The EU conducted no assessments to understand how the DCFTA’s would impact different sectors within the partner countries. As a result, it could not offer a well thought selection of financial measures, implementation of reasonable timelines designed to smoothen the transition to the EU norms and standards. Brussels always preferred to talk to the political elites of its eastern partners but not to their ordinary peoples who were aware of all the hardships that they would be faced with, but knew very little about finalité and benefits of the EaP implementation.
The Mirror Cracked

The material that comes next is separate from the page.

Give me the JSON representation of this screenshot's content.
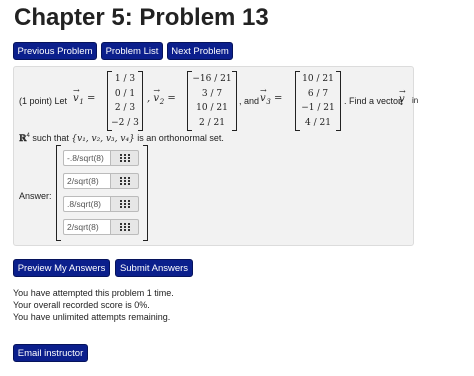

The Ukrainian conflict has brought the Russia-West relations to the edge of confrontation for the first time since the end of the Cold war. However, deep divides have appeared not only in the Russia-West relations but in the European space at large affecting relations between the EU countries and within them as well as with the EU eastern partners and the CIS region at large. Figuratively speaking, the European mirror has cracked. As for the cracks in Eastern Partnership, the last Eastern Partnership summit in Riga has become the most vivid evidence of this reality. The summit was primarily of a symbolic nature. Its goal was to keep the project afloat and show to participating countries that Brussels has not lost interest in EaP. However, the conflict over Ukraine has shown that Russia still has a potential to oppose those projects which it perceives as a threat to its own national interests. Hence today, in contrast to the Vilnius summit, the EU and some partner countries have to act with one eye on the Kremlin.

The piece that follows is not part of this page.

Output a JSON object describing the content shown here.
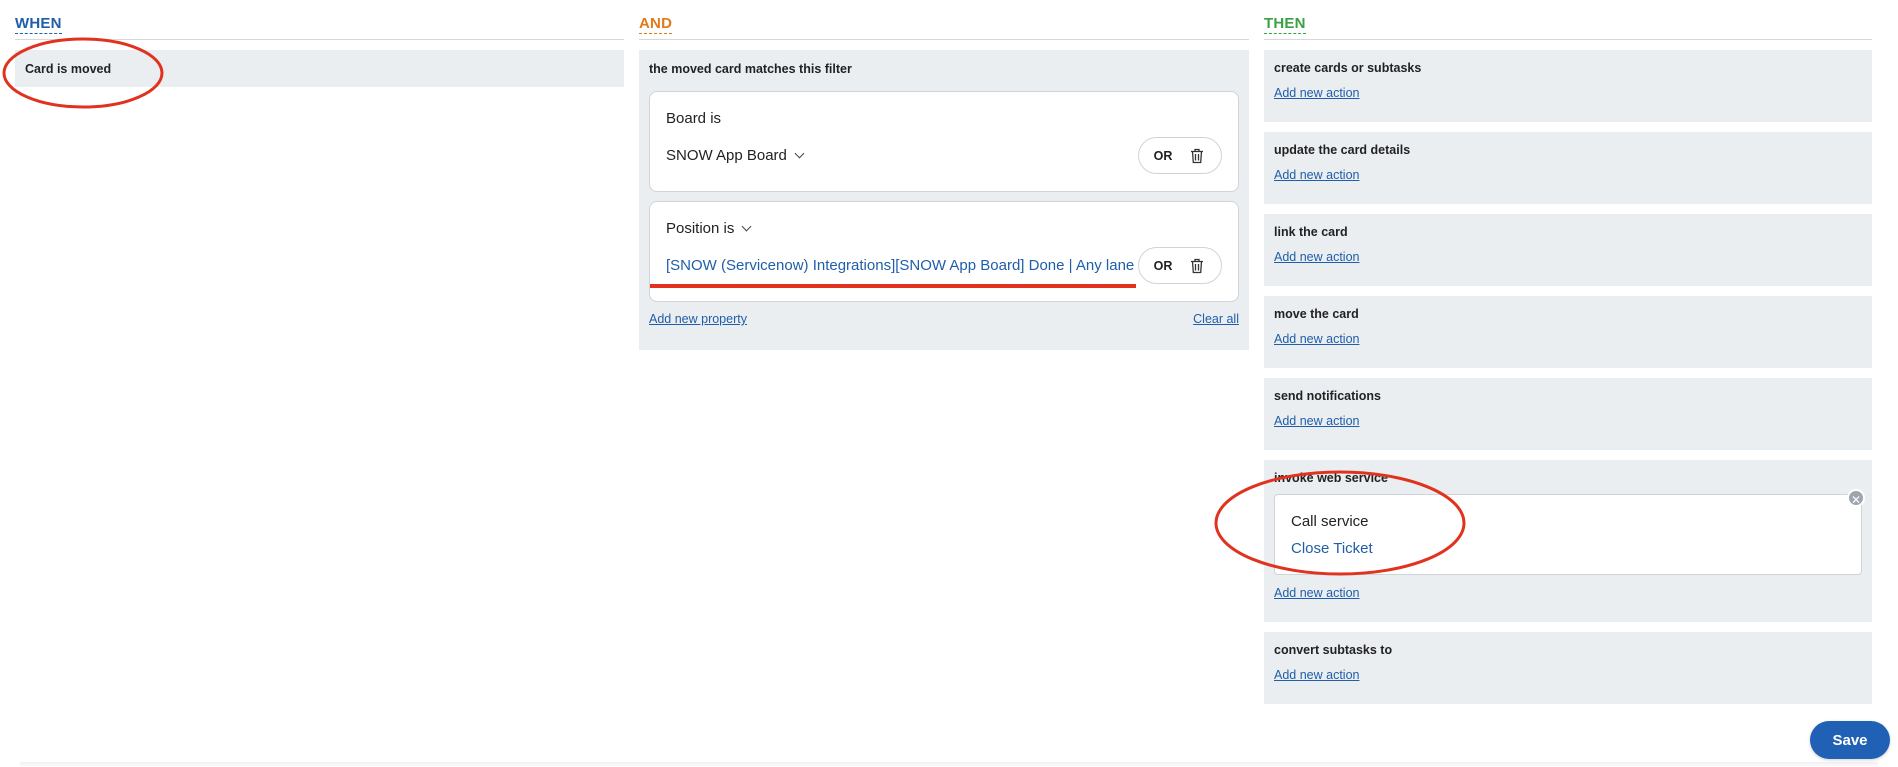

The Riga summit showed also that in order to avoid becoming a footnote, the Eastern Partnership needs rethinking and reformatting. As for Russia, it has reason to chortle at such a routine and incoherent EaP summit. But one person’s failure does not necessarily mean another’s success. The geopolitical rivalry between Russia and the West, wherever its roots lie, could lead to new conflicts. Yet it is conceivable that under the best scenario, which means restoration of peace in Ukraine and normal relations between EU and Russia, the latter could agree on a new framework of cooperation in the post-Soviet space, based on specific functional projects across a range of fields and built upon a flexible geometry that encompasses all would-be participants.
Professor Nadia Alexandrova- Arbatova is Head of Department on European Political Studies Institute for WorldEconomy and International Relations (IMEMO), Russian Academy of Sciences.